The Right Note is a weekly opinion column. The views and opinions expressed in the column are those of the author and do not necessarily reflect the views of ARLnow.com.
The Arlington County Board announced it is ramping up to hire an independent County Auditor. The Auditor is to be independent in the sense that the office is slated to report directly to the Board rather than going through the filter of the County Manager’s office.
For good or ill, the Auditor would operate along with an Audit Committee of up to seven other people representing the Board, the county staff and citizen advisors. In general, the larger such a committee is, the less efficient it will be. Let’s hope the Committee does not restrict the ability of the Auditor to be effective.
It is particularly good to see that the reports will be published online in a timely fashion. That will give the community the opportunity to review the findings and draw their own conclusions.
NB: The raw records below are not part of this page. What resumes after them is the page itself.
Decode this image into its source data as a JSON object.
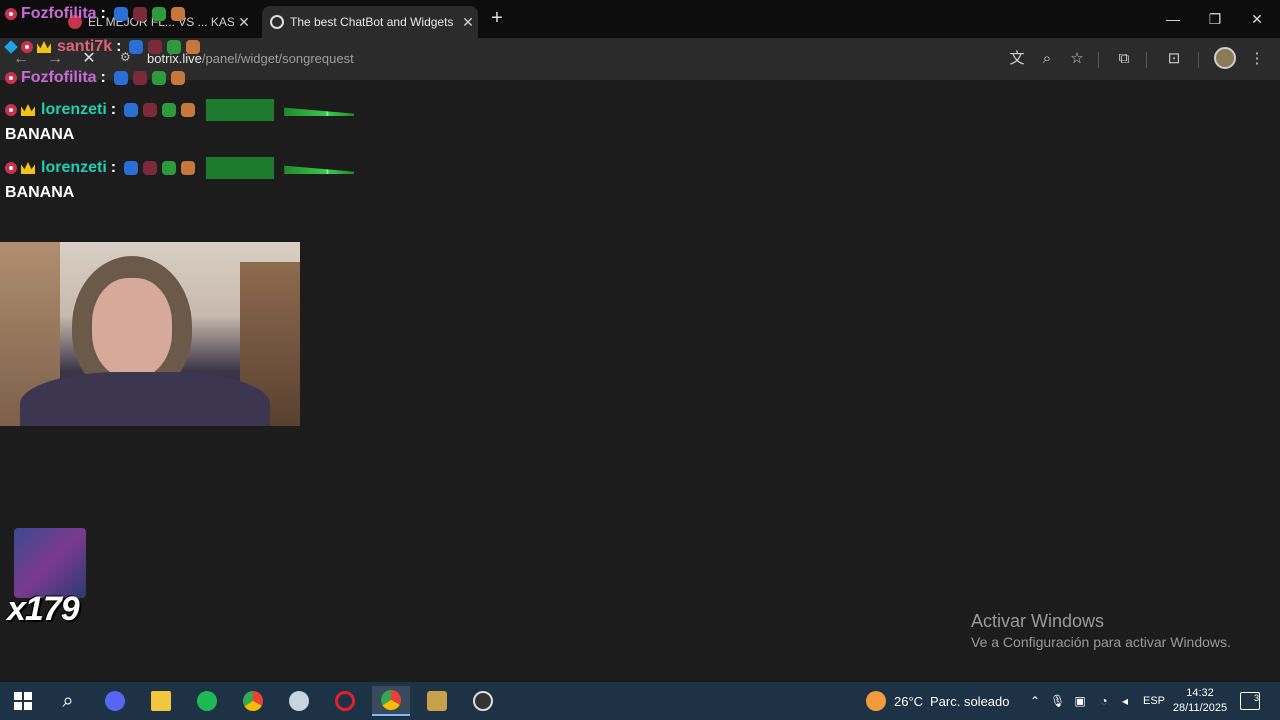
{
  "browser": {
    "tabs": [
      {
        "title": "EL MEJOR FL... VS ... KAS F",
        "active": false
      },
      {
        "title": "The best ChatBot and Widgets",
        "active": true
      }
    ],
    "address": {
      "domain": "botrix.live",
      "path": "/panel/widget/songrequest"
    }
  },
  "chat": {
    "messages": [
      {
        "user": "Fozfofilita",
        "color": "#c96bd6",
        "text": ""
      },
      {
        "user": "santi7k",
        "color": "#e0607e",
        "text": ""
      },
      {
        "user": "Fozfofilita",
        "color": "#c96bd6",
        "text": ""
      },
      {
        "user": "lorenzeti",
        "color": "#1fd1b0",
        "text": "BANANA"
      },
      {
        "user": "lorenzeti",
        "color": "#1fd1b0",
        "text": "BANANA"
      }
    ],
    "emote_colors": [
      "#2b6fd6",
      "#7a2a3a",
      "#2f9a3c",
      "#c8773a"
    ]
  },
  "overlay": {
    "sub_count": "x179"
  },
  "watermark": {
    "title": "Activar Windows",
    "subtitle": "Ve a Configuración para activar Windows."
  },
  "taskbar": {
    "weather_temp": "26°C",
    "weather_desc": "Parc. soleado",
    "language": "ESP",
    "time": "14:32",
    "date": "28/11/2025",
    "notifications": "3",
    "app_icons": [
      "start-icon",
      "search-icon",
      "discord-icon",
      "file-explorer-icon",
      "spotify-icon",
      "chrome-icon",
      "steam-icon",
      "opera-icon",
      "chrome-active-icon",
      "league-icon",
      "obs-icon"
    ]
  }
}
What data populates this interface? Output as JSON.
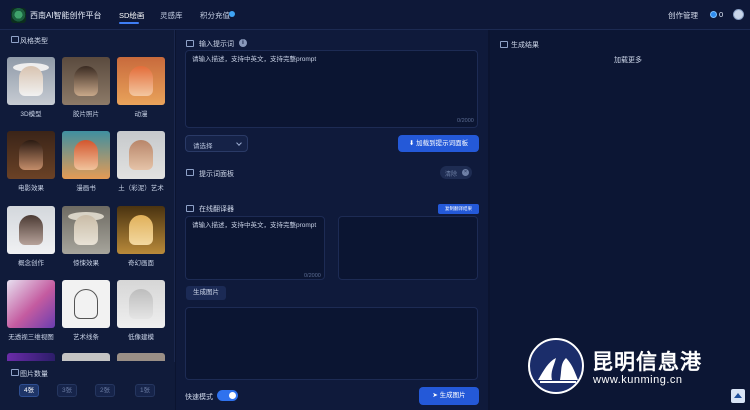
{
  "header": {
    "app_title": "西南AI智能创作平台",
    "nav": [
      {
        "label": "SD绘画"
      },
      {
        "label": "灵感库"
      },
      {
        "label": "积分充值"
      }
    ],
    "right_link": "创作管理",
    "coin_count": "0"
  },
  "left": {
    "style_title": "风格类型",
    "styles": [
      {
        "label": "3D模型"
      },
      {
        "label": "胶片照片"
      },
      {
        "label": "动漫"
      },
      {
        "label": "电影效果"
      },
      {
        "label": "漫画书"
      },
      {
        "label": "土（彩泥）艺术"
      },
      {
        "label": "概念创作"
      },
      {
        "label": "惊悚效果"
      },
      {
        "label": "奇幻画面"
      },
      {
        "label": "无透视三维视图"
      },
      {
        "label": "艺术线条"
      },
      {
        "label": "低像建模"
      }
    ],
    "count_title": "图片数量",
    "counts": [
      {
        "label": "4张",
        "active": true
      },
      {
        "label": "3张",
        "active": false
      },
      {
        "label": "2张",
        "active": false
      },
      {
        "label": "1张",
        "active": false
      }
    ]
  },
  "middle": {
    "prompt_title": "输入提示词",
    "prompt_placeholder": "请输入描述，支持中英文，支持完整prompt",
    "prompt_counter": "0/2000",
    "select_placeholder": "请选择",
    "load_button": "加载到提示词面板",
    "panel_title": "提示词面板",
    "chip_label": "清除",
    "translate_title": "在线翻译器",
    "translate_button": "复制翻译结果",
    "translate_placeholder": "请输入描述，支持中英文，支持完整prompt",
    "translate_counter": "0/2000",
    "gen_pic_button": "生成图片",
    "fast_mode_label": "快速模式",
    "generate_button": "生成图片"
  },
  "right": {
    "result_title": "生成结果",
    "load_more": "加载更多"
  },
  "watermark": {
    "title": "昆明信息港",
    "url": "www.kunming.cn"
  },
  "colors": {
    "accent": "#2459d8",
    "background": "#0b1430",
    "panel": "#0f1a3b"
  }
}
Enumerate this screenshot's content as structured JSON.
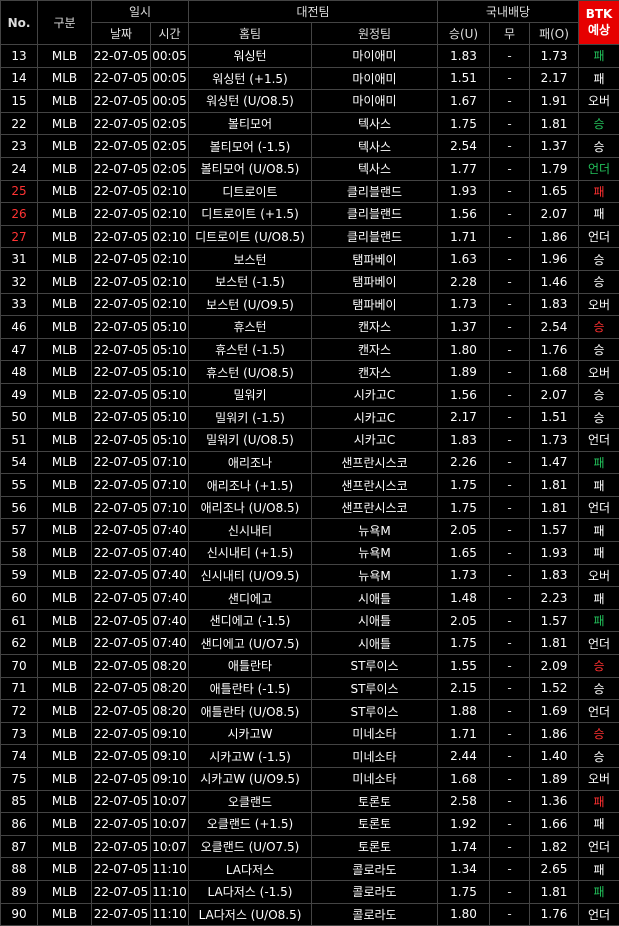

Arriving at this point began with the Arlington Civic Federation who first called for an Auditor a few years back. Several candidates, including myself, made it a part of our campaign platforms when challenging the all-Democrat County Board. As with the other changes, including the end of the streetcar project, it did not come to fruition until voters put an end to the one party rule on the Board.
Libby Garvey got on board with the concept after John Vihstadt’s election, and the two convinced their colleagues to consider it. To his credit, Delegate Hope then carried a bill to ensure Arlington had the authority to create the position. The effort has truly been bi-partisan. And it proves that good ideas in Arlington can come from outside the Board or the current power structure within the Democratic Party.
The true test will be when the Auditor finds waste or inefficiencies in the current county government. The question will be, just how committed is the Board to making positive changes that will save taxpayers money? And if the Board is willing to reduce or eliminate certain spending, will they find other ways to spend it or will they actually consider lowering tax rates?
Also, will the Board charge the Auditor to take an honest look at the regular annual budget process and the less well understood closeout process? As I have argued here, the closeout process itself unnecessarily drives up spending outside of the regular budget process. It is not difficult to imagine that we could change the way county staff builds budgets to the benefit of taxpayers.
While questions remain, we should be cautiously optimistic that an Auditor will increase transparency and accountability and even keep a few more tax dollars in the pockets of the people who earned them.